HOW TO COMPLETE THIS TASK:
Omit all pictures, then retype the data exactly as given.

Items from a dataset
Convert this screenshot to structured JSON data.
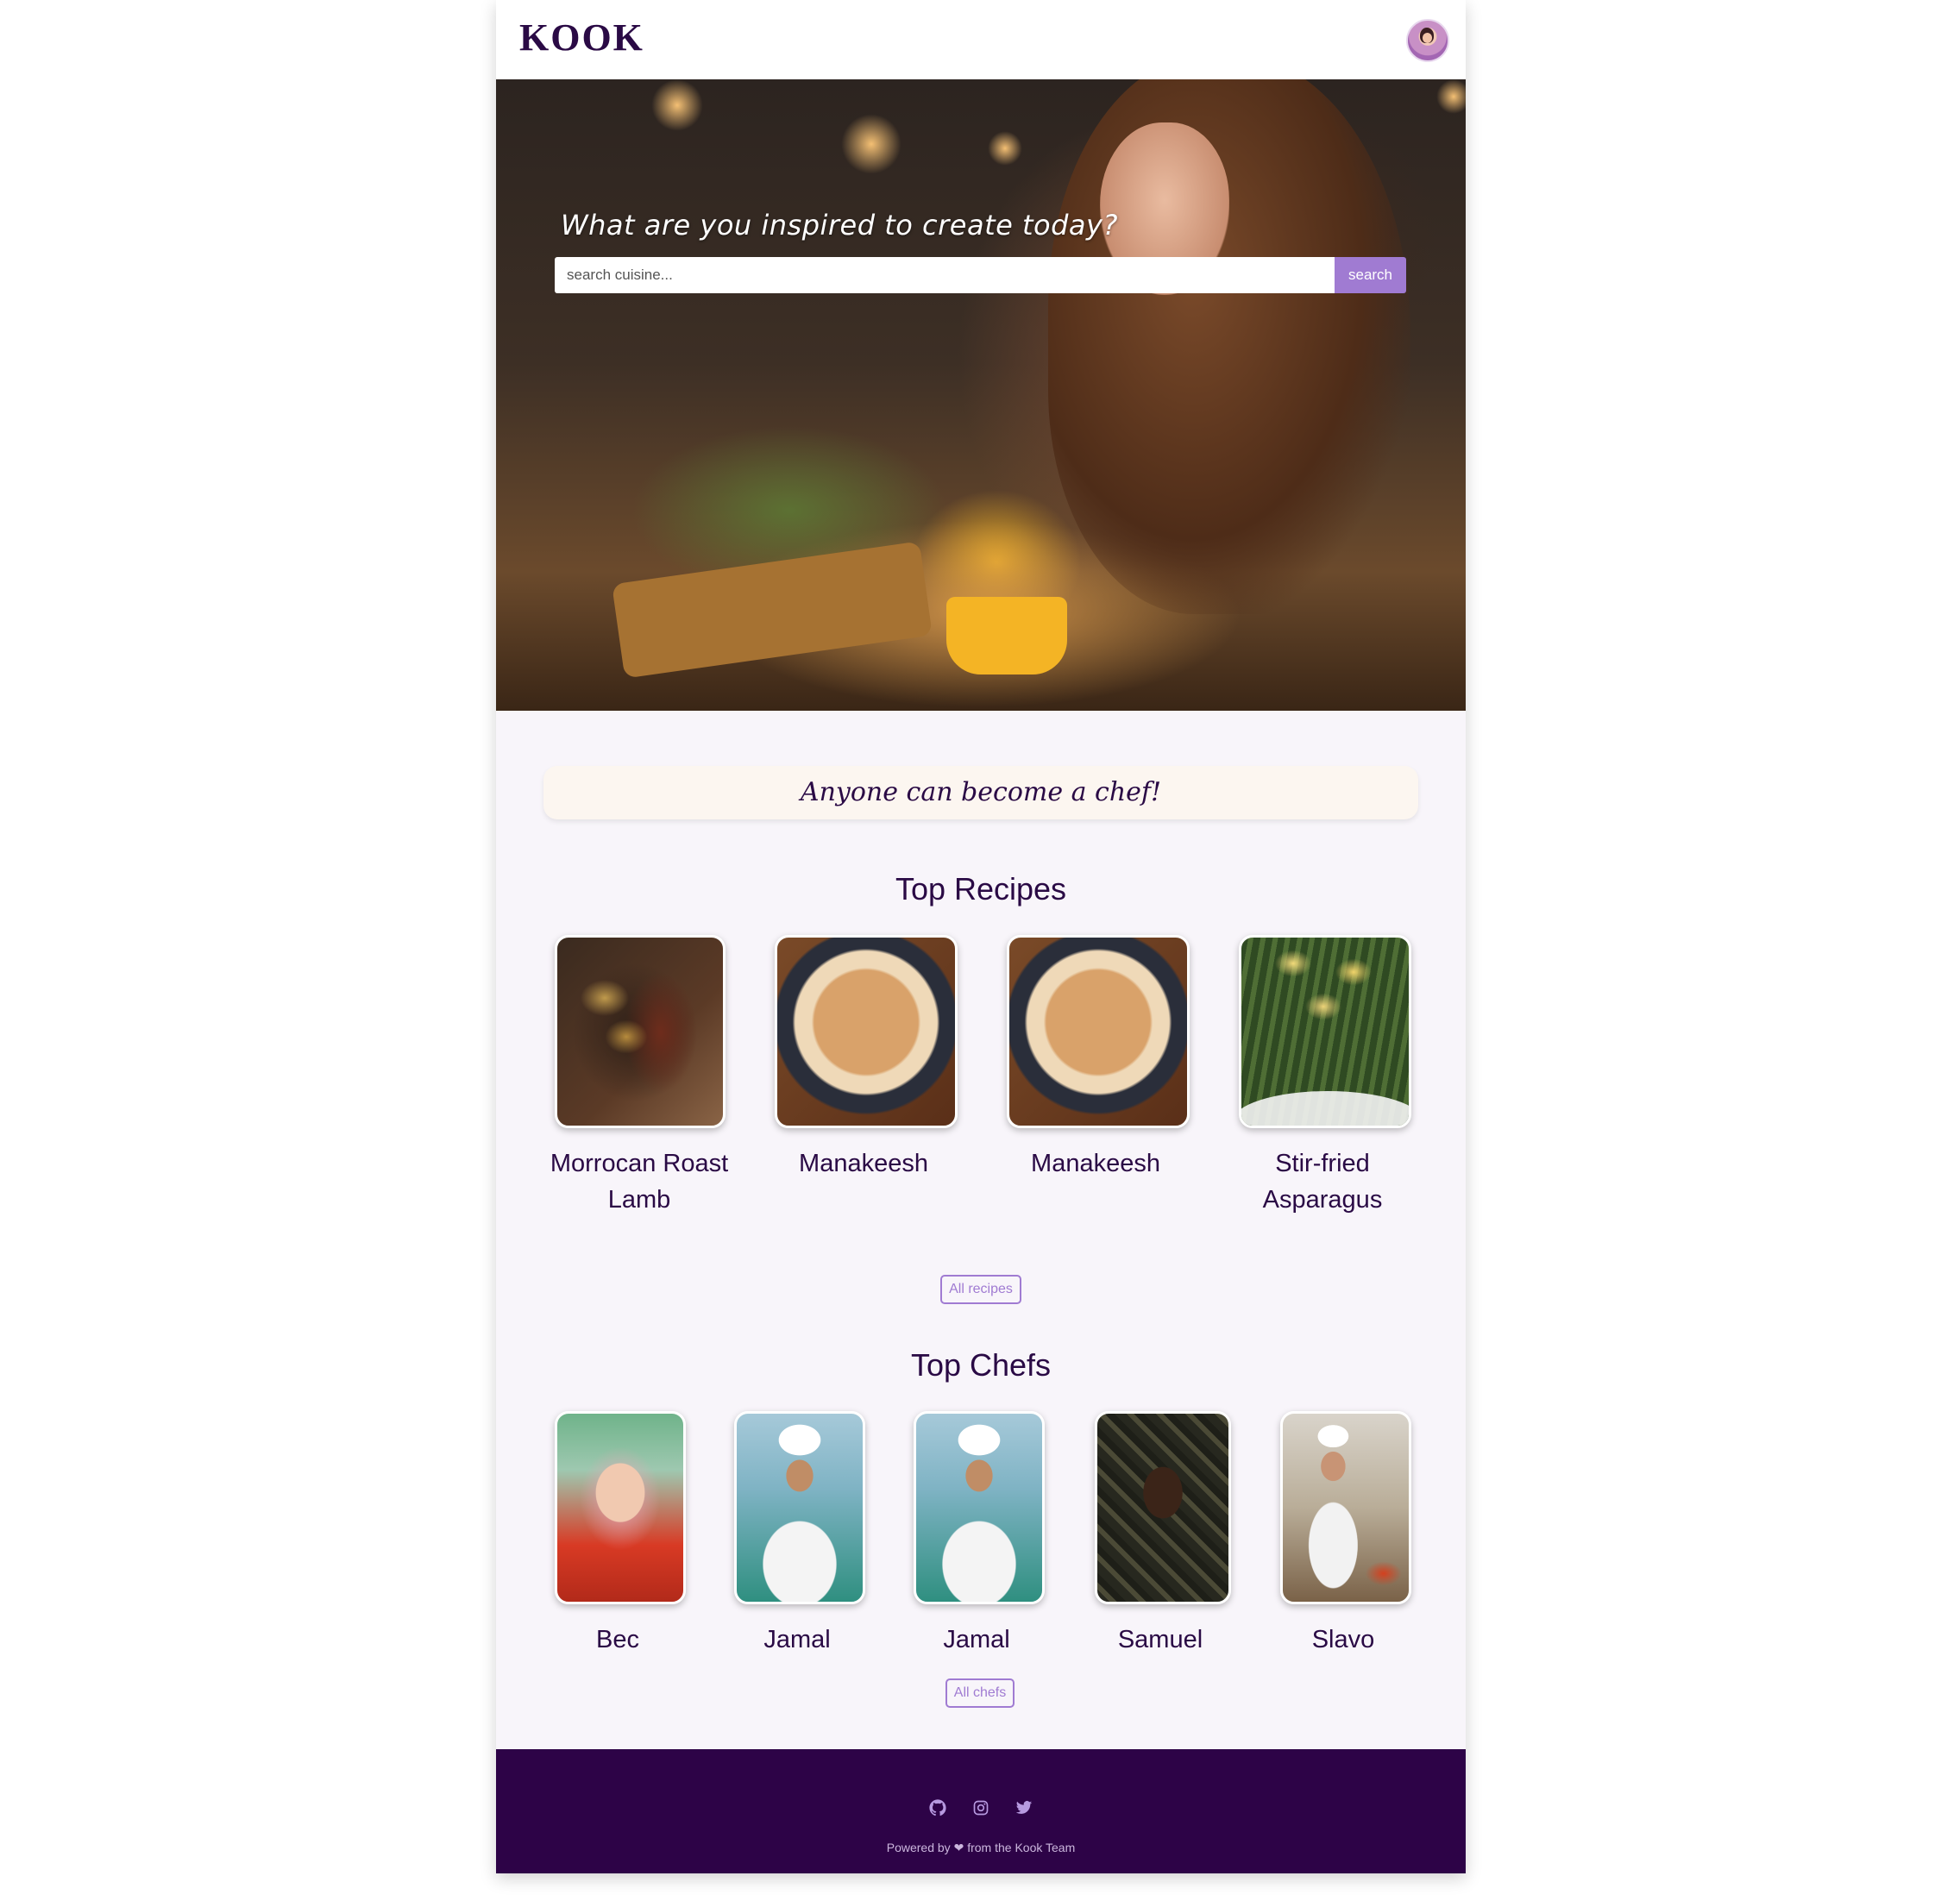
{
  "header": {
    "logo": "KOOK"
  },
  "hero": {
    "title": "What are you inspired to create today?",
    "search": {
      "placeholder": "search cuisine...",
      "value": "",
      "button_label": "search"
    }
  },
  "tagline": "Anyone can become a chef!",
  "recipes": {
    "title": "Top Recipes",
    "items": [
      {
        "name": "Morrocan Roast Lamb",
        "image": "roast-lamb-photo"
      },
      {
        "name": "Manakeesh",
        "image": "manakeesh-photo"
      },
      {
        "name": "Manakeesh",
        "image": "manakeesh-photo"
      },
      {
        "name": "Stir-fried Asparagus",
        "image": "asparagus-photo"
      }
    ],
    "all_label": "All recipes"
  },
  "chefs": {
    "title": "Top Chefs",
    "items": [
      {
        "name": "Bec",
        "image": "chef-bec-photo"
      },
      {
        "name": "Jamal",
        "image": "chef-jamal-photo"
      },
      {
        "name": "Jamal",
        "image": "chef-jamal-photo"
      },
      {
        "name": "Samuel",
        "image": "chef-samuel-photo"
      },
      {
        "name": "Slavo",
        "image": "chef-slavo-photo"
      }
    ],
    "all_label": "All chefs"
  },
  "footer": {
    "icons": [
      "github-icon",
      "instagram-icon",
      "twitter-icon"
    ],
    "powered_prefix": "Powered by",
    "powered_suffix": "from the Kook Team"
  },
  "colors": {
    "brand": "#2a0a45",
    "accent": "#a07bd2",
    "footer_bg": "#2d0347"
  }
}
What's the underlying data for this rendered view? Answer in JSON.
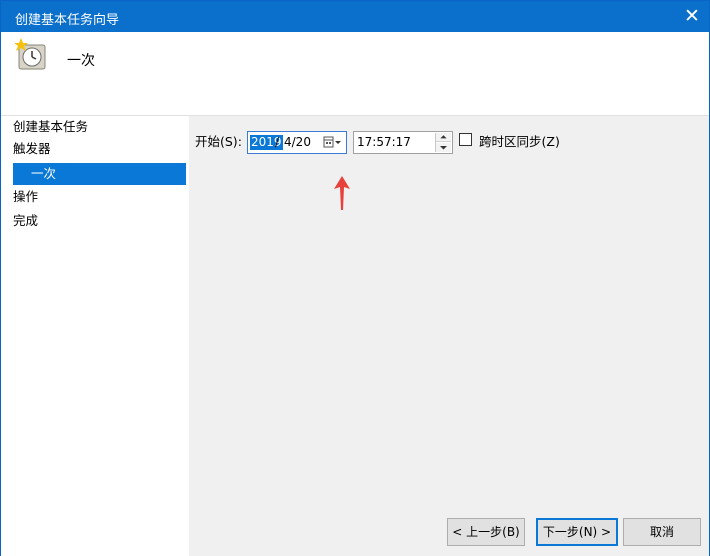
{
  "window": {
    "title": "创建基本任务向导",
    "close_glyph": "✕"
  },
  "header": {
    "icon": "clock-icon",
    "title": "一次"
  },
  "sidebar": {
    "items": [
      {
        "label": "创建基本任务",
        "level": 0,
        "selected": false
      },
      {
        "label": "触发器",
        "level": 0,
        "selected": false
      },
      {
        "label": "一次",
        "level": 1,
        "selected": true
      },
      {
        "label": "操作",
        "level": 0,
        "selected": false
      },
      {
        "label": "完成",
        "level": 0,
        "selected": false
      }
    ]
  },
  "trigger": {
    "start_label": "开始(S):",
    "date": {
      "year": "2019",
      "separator": "/",
      "month_day": "4/20"
    },
    "time": "17:57:17",
    "sync_timezones_label": "跨时区同步(Z)",
    "sync_timezones_checked": false
  },
  "buttons": {
    "back": "< 上一步(B)",
    "next": "下一步(N) >",
    "cancel": "取消"
  },
  "colors": {
    "titlebar": "#0b6fcc",
    "selection": "#0a78d7",
    "annotation_arrow": "#e8413c"
  }
}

RESPONSE:
Convert this screenshot to structured JSON data.
{
  "header": {
    "logo": "KOOK"
  },
  "hero": {
    "title": "What are you inspired to create today?",
    "search": {
      "placeholder": "search cuisine...",
      "value": "",
      "button_label": "search"
    }
  },
  "tagline": "Anyone can become a chef!",
  "recipes": {
    "title": "Top Recipes",
    "items": [
      {
        "name": "Morrocan Roast Lamb",
        "image": "roast-lamb-photo"
      },
      {
        "name": "Manakeesh",
        "image": "manakeesh-photo"
      },
      {
        "name": "Manakeesh",
        "image": "manakeesh-photo"
      },
      {
        "name": "Stir-fried Asparagus",
        "image": "asparagus-photo"
      }
    ],
    "all_label": "All recipes"
  },
  "chefs": {
    "title": "Top Chefs",
    "items": [
      {
        "name": "Bec",
        "image": "chef-bec-photo"
      },
      {
        "name": "Jamal",
        "image": "chef-jamal-photo"
      },
      {
        "name": "Jamal",
        "image": "chef-jamal-photo"
      },
      {
        "name": "Samuel",
        "image": "chef-samuel-photo"
      },
      {
        "name": "Slavo",
        "image": "chef-slavo-photo"
      }
    ],
    "all_label": "All chefs"
  },
  "footer": {
    "icons": [
      "github-icon",
      "instagram-icon",
      "twitter-icon"
    ],
    "powered_prefix": "Powered by",
    "powered_suffix": "from the Kook Team"
  },
  "colors": {
    "brand": "#2a0a45",
    "accent": "#a07bd2",
    "footer_bg": "#2d0347"
  }
}
What's the underlying data for this rendered view? Answer in JSON.
{
  "window": {
    "title": "创建基本任务向导",
    "close_glyph": "✕"
  },
  "header": {
    "icon": "clock-icon",
    "title": "一次"
  },
  "sidebar": {
    "items": [
      {
        "label": "创建基本任务",
        "level": 0,
        "selected": false
      },
      {
        "label": "触发器",
        "level": 0,
        "selected": false
      },
      {
        "label": "一次",
        "level": 1,
        "selected": true
      },
      {
        "label": "操作",
        "level": 0,
        "selected": false
      },
      {
        "label": "完成",
        "level": 0,
        "selected": false
      }
    ]
  },
  "trigger": {
    "start_label": "开始(S):",
    "date": {
      "year": "2019",
      "separator": "/",
      "month_day": "4/20"
    },
    "time": "17:57:17",
    "sync_timezones_label": "跨时区同步(Z)",
    "sync_timezones_checked": false
  },
  "buttons": {
    "back": "< 上一步(B)",
    "next": "下一步(N) >",
    "cancel": "取消"
  },
  "colors": {
    "titlebar": "#0b6fcc",
    "selection": "#0a78d7",
    "annotation_arrow": "#e8413c"
  }
}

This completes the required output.